Some final features to consider when piston shopping are oversizes and skirt coatings. Modern-day engines are nickel-silicon-carbide (Nikasil) plated, so they don’t wear nearly as fast as the cast iron bores of years past. In your old cast iron bore from the 80s or 90s, you could freshen up the top end by boring and honing to a .25mm or .5mm oversize. This is not possible with Nikasil-plated bores, as going to any oversize requires the bore to be replated. The beauty of Nikasil is its wear resistance, so you can replace a standard bore piston several times without having any significant wear in the bore. Generally speaking, so long as the bore size and shape stays within the service limits, you can simply replace a standard bore piston with another standard bore piston. Oversizes or big bores are more often used to increase the displacement of your cylinder. We’ve all heard the cliché: “There is no replacement for displacement!” Increasing your 250F to a 290 or your 450 to a 480 is a great way to grab a lot of extra torque and power. Some cylinders can be bored and replated to accommodate the large oversizes, but others must be replaced with a larger aftermarket cylinder to have sufficient strength at the larger bore size.

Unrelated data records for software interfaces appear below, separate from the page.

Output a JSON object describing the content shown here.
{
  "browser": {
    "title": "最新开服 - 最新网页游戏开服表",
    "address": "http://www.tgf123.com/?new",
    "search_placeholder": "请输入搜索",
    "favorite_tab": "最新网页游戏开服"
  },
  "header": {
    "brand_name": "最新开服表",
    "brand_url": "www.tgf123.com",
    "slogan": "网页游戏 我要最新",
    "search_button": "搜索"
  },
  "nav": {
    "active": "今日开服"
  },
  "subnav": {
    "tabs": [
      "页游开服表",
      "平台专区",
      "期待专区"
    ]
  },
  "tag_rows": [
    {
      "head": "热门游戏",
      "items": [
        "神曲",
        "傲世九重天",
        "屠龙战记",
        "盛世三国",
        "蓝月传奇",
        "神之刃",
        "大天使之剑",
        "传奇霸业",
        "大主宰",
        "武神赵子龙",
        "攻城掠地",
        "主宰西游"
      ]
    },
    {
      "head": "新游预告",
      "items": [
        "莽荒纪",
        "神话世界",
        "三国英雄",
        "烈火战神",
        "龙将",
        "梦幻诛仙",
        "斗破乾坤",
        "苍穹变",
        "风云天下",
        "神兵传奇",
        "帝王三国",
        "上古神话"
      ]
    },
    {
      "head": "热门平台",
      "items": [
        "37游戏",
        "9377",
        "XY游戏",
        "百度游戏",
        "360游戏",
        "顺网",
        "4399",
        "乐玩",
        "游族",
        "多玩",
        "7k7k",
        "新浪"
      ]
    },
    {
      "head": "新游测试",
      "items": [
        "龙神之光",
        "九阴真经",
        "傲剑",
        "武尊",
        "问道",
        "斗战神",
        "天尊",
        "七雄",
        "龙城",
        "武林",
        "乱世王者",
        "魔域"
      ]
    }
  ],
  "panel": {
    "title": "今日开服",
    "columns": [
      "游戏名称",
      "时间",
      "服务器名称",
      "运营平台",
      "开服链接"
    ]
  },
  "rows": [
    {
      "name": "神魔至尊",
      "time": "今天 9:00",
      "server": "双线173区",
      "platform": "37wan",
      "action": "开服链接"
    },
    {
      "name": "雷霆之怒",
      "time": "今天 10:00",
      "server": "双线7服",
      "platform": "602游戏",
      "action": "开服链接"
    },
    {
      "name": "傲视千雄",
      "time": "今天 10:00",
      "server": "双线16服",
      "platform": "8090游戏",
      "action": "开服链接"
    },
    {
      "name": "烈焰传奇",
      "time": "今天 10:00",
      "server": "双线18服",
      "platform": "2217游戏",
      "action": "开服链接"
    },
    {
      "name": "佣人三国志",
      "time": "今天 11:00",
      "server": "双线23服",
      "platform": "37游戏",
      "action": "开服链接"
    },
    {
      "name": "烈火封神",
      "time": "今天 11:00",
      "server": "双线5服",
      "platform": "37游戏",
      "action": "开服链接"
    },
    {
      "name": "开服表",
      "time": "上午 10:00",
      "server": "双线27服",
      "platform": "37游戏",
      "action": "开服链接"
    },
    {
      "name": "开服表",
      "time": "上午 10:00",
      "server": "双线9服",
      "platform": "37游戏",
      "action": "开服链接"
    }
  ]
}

Skirt coatings are a nice feature, usually available only on aftermarket pistons. Some pistons come with spray-on coatings to assist with break-in and defend against cold seizures. Wiseco offers a permanent skirt coating that is screenprinted on the skirt for exact fit and to maintain a precise coating thickness. The coating assists with break-in and protects against cold seizures, as well as reduces friction and quiets the piston. Reducing friction decreases inefficiencies and improves the power output from the engine.
Changing a piston and freshening up your top end for a few hundred dollars is cheap insurance. Many argue the recommended service life of a piston, despite what the factory service manuals recommend, but no one can dispute that a fresh top end will extend the life of your engine and save you money in the long run. With so many options for which piston to buy, it comes down to a few simple questions to ask yourself: What sort of rider are you?; How much do you want to modify your engine?; How much money do you have to spend?; What features are important to you in a piston?
Piston quality and the number of features—such as oversizes, coatings or compression ratios—are proportional to the price of a piston. Even in a society full of Internet specials, you still get what you pay for. Decide what is right for you—OEM or aftermarket—then invest in cheap insurance to keep your engine running superbly!